**Instructions to follow**.
Copy down every line of the data that follows exactly. Omit the pictures.

BEGIN Records

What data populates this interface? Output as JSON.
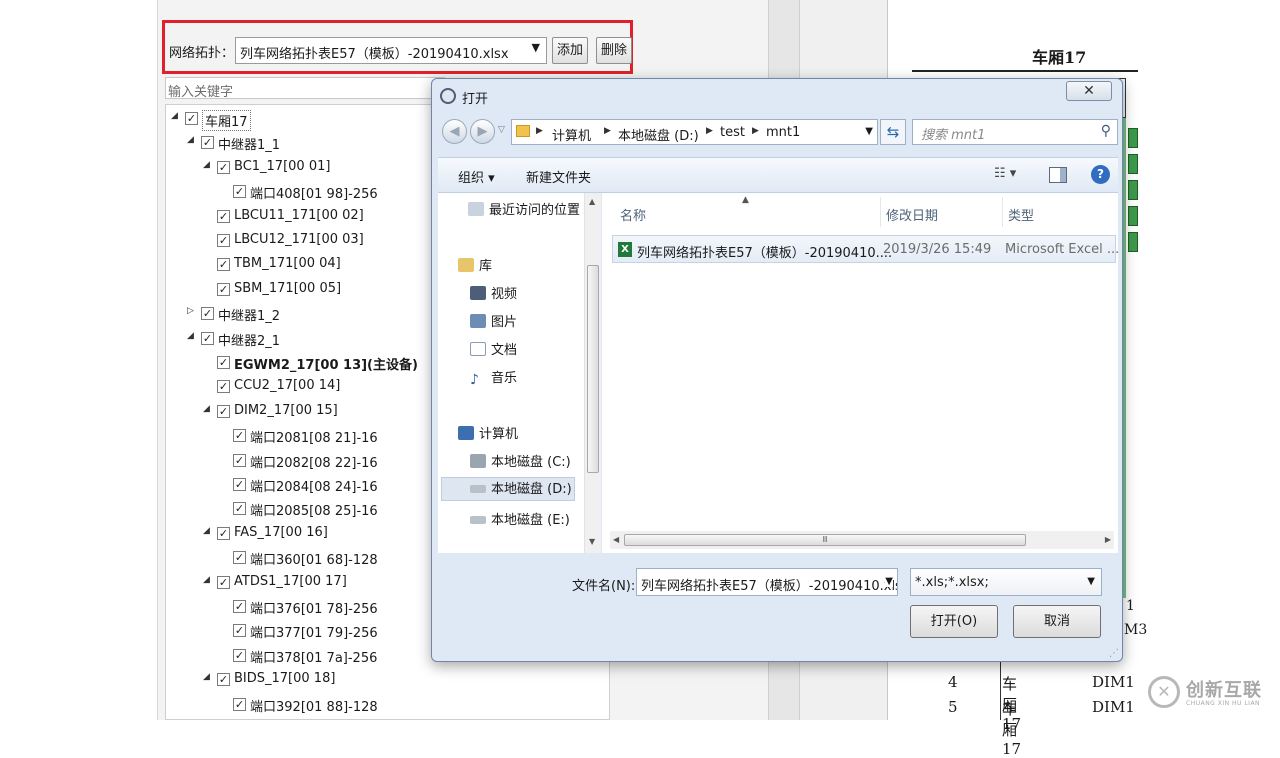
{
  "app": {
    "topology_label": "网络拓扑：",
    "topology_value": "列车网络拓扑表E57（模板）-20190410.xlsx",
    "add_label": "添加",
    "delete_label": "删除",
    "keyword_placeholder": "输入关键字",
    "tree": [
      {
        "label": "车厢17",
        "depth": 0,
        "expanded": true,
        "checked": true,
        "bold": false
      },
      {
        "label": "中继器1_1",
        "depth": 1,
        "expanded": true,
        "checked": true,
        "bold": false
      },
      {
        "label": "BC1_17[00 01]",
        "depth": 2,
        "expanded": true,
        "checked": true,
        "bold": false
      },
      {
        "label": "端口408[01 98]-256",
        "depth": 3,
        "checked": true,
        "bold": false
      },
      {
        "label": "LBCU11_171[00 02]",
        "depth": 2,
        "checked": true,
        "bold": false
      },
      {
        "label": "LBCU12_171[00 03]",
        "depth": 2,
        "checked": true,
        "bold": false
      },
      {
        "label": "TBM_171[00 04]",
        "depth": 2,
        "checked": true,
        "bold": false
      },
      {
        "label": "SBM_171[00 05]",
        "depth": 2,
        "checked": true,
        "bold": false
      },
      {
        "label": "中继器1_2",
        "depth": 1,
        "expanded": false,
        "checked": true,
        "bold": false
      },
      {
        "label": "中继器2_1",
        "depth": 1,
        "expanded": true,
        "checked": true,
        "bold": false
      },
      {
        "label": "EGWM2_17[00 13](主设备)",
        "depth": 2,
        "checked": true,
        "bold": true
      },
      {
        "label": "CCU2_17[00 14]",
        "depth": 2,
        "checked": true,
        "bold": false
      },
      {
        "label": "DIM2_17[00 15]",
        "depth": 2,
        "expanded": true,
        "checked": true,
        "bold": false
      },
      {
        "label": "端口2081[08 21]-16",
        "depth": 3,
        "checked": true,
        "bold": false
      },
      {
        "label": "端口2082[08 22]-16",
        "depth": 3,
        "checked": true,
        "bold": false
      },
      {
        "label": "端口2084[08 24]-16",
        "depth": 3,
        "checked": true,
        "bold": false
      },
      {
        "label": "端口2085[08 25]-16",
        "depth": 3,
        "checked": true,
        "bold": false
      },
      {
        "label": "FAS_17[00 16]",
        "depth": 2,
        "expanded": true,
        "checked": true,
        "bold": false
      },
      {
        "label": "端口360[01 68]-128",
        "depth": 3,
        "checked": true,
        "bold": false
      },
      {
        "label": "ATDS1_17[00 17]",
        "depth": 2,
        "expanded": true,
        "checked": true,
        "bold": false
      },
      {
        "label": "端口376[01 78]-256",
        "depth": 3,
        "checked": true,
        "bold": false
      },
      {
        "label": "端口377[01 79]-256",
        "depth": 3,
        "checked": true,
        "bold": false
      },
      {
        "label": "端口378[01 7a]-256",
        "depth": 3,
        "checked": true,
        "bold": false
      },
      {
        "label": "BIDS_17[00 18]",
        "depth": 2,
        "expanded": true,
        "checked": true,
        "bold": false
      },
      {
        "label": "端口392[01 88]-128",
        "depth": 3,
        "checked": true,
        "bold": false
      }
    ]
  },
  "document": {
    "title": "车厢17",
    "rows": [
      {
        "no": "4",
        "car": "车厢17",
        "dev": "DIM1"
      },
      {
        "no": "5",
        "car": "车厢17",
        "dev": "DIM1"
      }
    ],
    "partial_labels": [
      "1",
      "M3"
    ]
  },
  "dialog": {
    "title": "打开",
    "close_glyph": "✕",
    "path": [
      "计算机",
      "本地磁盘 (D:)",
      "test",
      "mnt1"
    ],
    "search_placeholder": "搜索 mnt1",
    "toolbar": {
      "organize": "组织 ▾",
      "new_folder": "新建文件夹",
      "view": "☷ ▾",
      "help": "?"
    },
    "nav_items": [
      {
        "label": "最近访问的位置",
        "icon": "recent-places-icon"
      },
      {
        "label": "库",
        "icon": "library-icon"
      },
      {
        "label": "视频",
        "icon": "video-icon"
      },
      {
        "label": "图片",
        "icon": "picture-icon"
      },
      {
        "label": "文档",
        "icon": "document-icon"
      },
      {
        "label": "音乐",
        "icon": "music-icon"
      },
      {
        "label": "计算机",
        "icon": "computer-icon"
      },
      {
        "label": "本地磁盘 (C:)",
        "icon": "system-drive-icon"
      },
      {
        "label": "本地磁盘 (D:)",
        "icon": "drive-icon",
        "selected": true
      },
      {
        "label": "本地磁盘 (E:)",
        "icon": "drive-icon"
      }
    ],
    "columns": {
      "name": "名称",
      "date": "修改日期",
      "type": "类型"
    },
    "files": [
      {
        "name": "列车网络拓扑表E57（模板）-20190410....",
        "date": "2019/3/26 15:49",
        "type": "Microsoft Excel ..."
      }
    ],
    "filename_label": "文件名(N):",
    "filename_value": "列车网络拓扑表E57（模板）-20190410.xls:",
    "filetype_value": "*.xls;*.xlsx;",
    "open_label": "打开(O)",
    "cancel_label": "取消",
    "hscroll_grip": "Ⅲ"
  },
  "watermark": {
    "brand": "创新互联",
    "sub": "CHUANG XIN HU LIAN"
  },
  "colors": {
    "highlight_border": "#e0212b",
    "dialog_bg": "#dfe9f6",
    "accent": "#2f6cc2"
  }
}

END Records

**Answer section**.
What data populates this interface? Output as JSON.
{
  "app": {
    "topology_label": "网络拓扑：",
    "topology_value": "列车网络拓扑表E57（模板）-20190410.xlsx",
    "add_label": "添加",
    "delete_label": "删除",
    "keyword_placeholder": "输入关键字",
    "tree": [
      {
        "label": "车厢17",
        "depth": 0,
        "expanded": true,
        "checked": true,
        "bold": false
      },
      {
        "label": "中继器1_1",
        "depth": 1,
        "expanded": true,
        "checked": true,
        "bold": false
      },
      {
        "label": "BC1_17[00 01]",
        "depth": 2,
        "expanded": true,
        "checked": true,
        "bold": false
      },
      {
        "label": "端口408[01 98]-256",
        "depth": 3,
        "checked": true,
        "bold": false
      },
      {
        "label": "LBCU11_171[00 02]",
        "depth": 2,
        "checked": true,
        "bold": false
      },
      {
        "label": "LBCU12_171[00 03]",
        "depth": 2,
        "checked": true,
        "bold": false
      },
      {
        "label": "TBM_171[00 04]",
        "depth": 2,
        "checked": true,
        "bold": false
      },
      {
        "label": "SBM_171[00 05]",
        "depth": 2,
        "checked": true,
        "bold": false
      },
      {
        "label": "中继器1_2",
        "depth": 1,
        "expanded": false,
        "checked": true,
        "bold": false
      },
      {
        "label": "中继器2_1",
        "depth": 1,
        "expanded": true,
        "checked": true,
        "bold": false
      },
      {
        "label": "EGWM2_17[00 13](主设备)",
        "depth": 2,
        "checked": true,
        "bold": true
      },
      {
        "label": "CCU2_17[00 14]",
        "depth": 2,
        "checked": true,
        "bold": false
      },
      {
        "label": "DIM2_17[00 15]",
        "depth": 2,
        "expanded": true,
        "checked": true,
        "bold": false
      },
      {
        "label": "端口2081[08 21]-16",
        "depth": 3,
        "checked": true,
        "bold": false
      },
      {
        "label": "端口2082[08 22]-16",
        "depth": 3,
        "checked": true,
        "bold": false
      },
      {
        "label": "端口2084[08 24]-16",
        "depth": 3,
        "checked": true,
        "bold": false
      },
      {
        "label": "端口2085[08 25]-16",
        "depth": 3,
        "checked": true,
        "bold": false
      },
      {
        "label": "FAS_17[00 16]",
        "depth": 2,
        "expanded": true,
        "checked": true,
        "bold": false
      },
      {
        "label": "端口360[01 68]-128",
        "depth": 3,
        "checked": true,
        "bold": false
      },
      {
        "label": "ATDS1_17[00 17]",
        "depth": 2,
        "expanded": true,
        "checked": true,
        "bold": false
      },
      {
        "label": "端口376[01 78]-256",
        "depth": 3,
        "checked": true,
        "bold": false
      },
      {
        "label": "端口377[01 79]-256",
        "depth": 3,
        "checked": true,
        "bold": false
      },
      {
        "label": "端口378[01 7a]-256",
        "depth": 3,
        "checked": true,
        "bold": false
      },
      {
        "label": "BIDS_17[00 18]",
        "depth": 2,
        "expanded": true,
        "checked": true,
        "bold": false
      },
      {
        "label": "端口392[01 88]-128",
        "depth": 3,
        "checked": true,
        "bold": false
      }
    ]
  },
  "document": {
    "title": "车厢17",
    "rows": [
      {
        "no": "4",
        "car": "车厢17",
        "dev": "DIM1"
      },
      {
        "no": "5",
        "car": "车厢17",
        "dev": "DIM1"
      }
    ],
    "partial_labels": [
      "1",
      "M3"
    ]
  },
  "dialog": {
    "title": "打开",
    "close_glyph": "✕",
    "path": [
      "计算机",
      "本地磁盘 (D:)",
      "test",
      "mnt1"
    ],
    "search_placeholder": "搜索 mnt1",
    "toolbar": {
      "organize": "组织 ▾",
      "new_folder": "新建文件夹",
      "view": "☷ ▾",
      "help": "?"
    },
    "nav_items": [
      {
        "label": "最近访问的位置",
        "icon": "recent-places-icon"
      },
      {
        "label": "库",
        "icon": "library-icon"
      },
      {
        "label": "视频",
        "icon": "video-icon"
      },
      {
        "label": "图片",
        "icon": "picture-icon"
      },
      {
        "label": "文档",
        "icon": "document-icon"
      },
      {
        "label": "音乐",
        "icon": "music-icon"
      },
      {
        "label": "计算机",
        "icon": "computer-icon"
      },
      {
        "label": "本地磁盘 (C:)",
        "icon": "system-drive-icon"
      },
      {
        "label": "本地磁盘 (D:)",
        "icon": "drive-icon",
        "selected": true
      },
      {
        "label": "本地磁盘 (E:)",
        "icon": "drive-icon"
      }
    ],
    "columns": {
      "name": "名称",
      "date": "修改日期",
      "type": "类型"
    },
    "files": [
      {
        "name": "列车网络拓扑表E57（模板）-20190410....",
        "date": "2019/3/26 15:49",
        "type": "Microsoft Excel ..."
      }
    ],
    "filename_label": "文件名(N):",
    "filename_value": "列车网络拓扑表E57（模板）-20190410.xls:",
    "filetype_value": "*.xls;*.xlsx;",
    "open_label": "打开(O)",
    "cancel_label": "取消",
    "hscroll_grip": "Ⅲ"
  },
  "watermark": {
    "brand": "创新互联",
    "sub": "CHUANG XIN HU LIAN"
  },
  "colors": {
    "highlight_border": "#e0212b",
    "dialog_bg": "#dfe9f6",
    "accent": "#2f6cc2"
  }
}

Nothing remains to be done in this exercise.